The European Commission adopted this Tuesday a partial exemption from the fallow obligations provided for in the CAP. A demand dear to farmers.
Brussels took a step towards European farmers this Tuesday, February 13. The European Commission has agreed to return to a highly contested measure of the new Common Agricultural Policy (CAP) voted in 2023: the fallow obligation. According to this standard, to receive European aid, farmers are required to leave at least 4% of their arable land fallow or non-productive areas.
A partial exemption for 2024
The measure, which aims to limit overexploitation of land, involves a significant loss of income for operators. So much so that its revision has become one of the main demands of the agricultural movements which have crossed the continent since the beginning of the year. This Tuesday, the European Commission recognized the difficulties caused by the fallow rule and decided on a partial exemption for the year 2024.
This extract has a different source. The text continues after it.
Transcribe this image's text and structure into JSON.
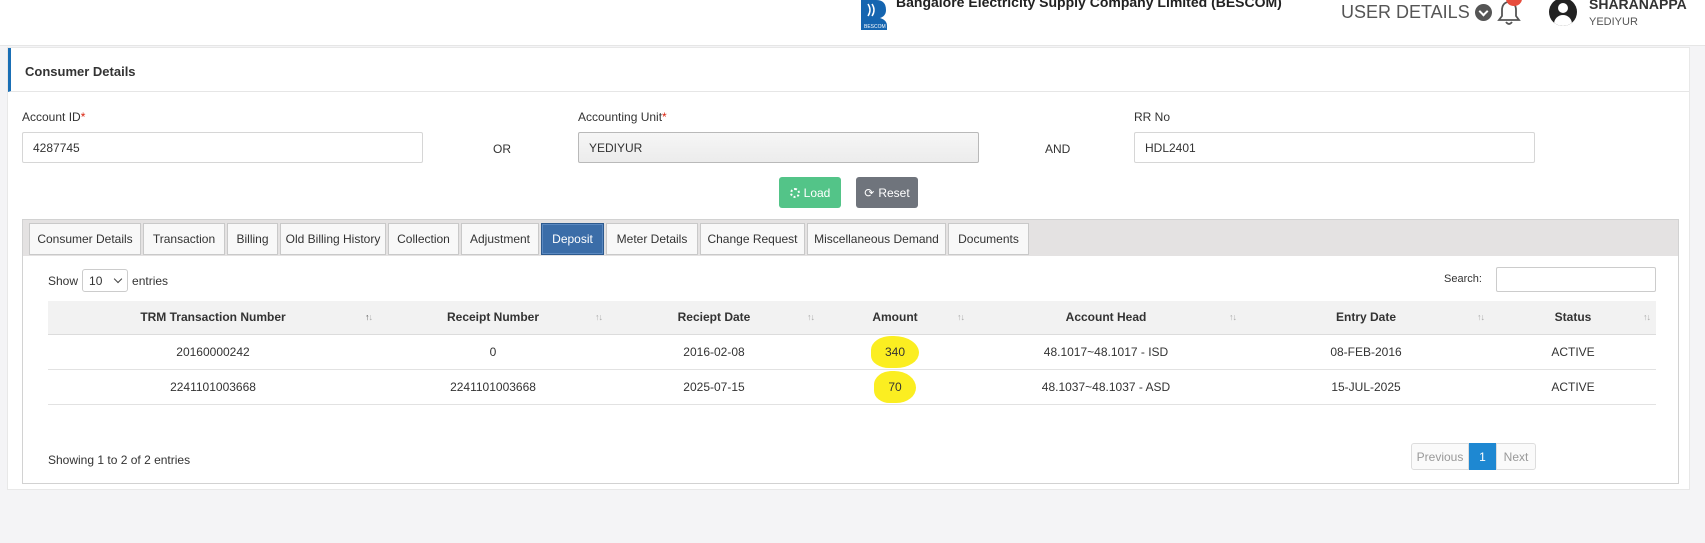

This exemption provides that farmers will be able to include intermediate or nitrogen-fixing crops, such as lentils or peas, in the 4% of land, provided they do not use phytosanitary products. Thus, the Commission concludes, operators will be “subject to fewer restrictions on the way they use arable land, and this will limit income losses, while guaranteeing certain environmental benefits”.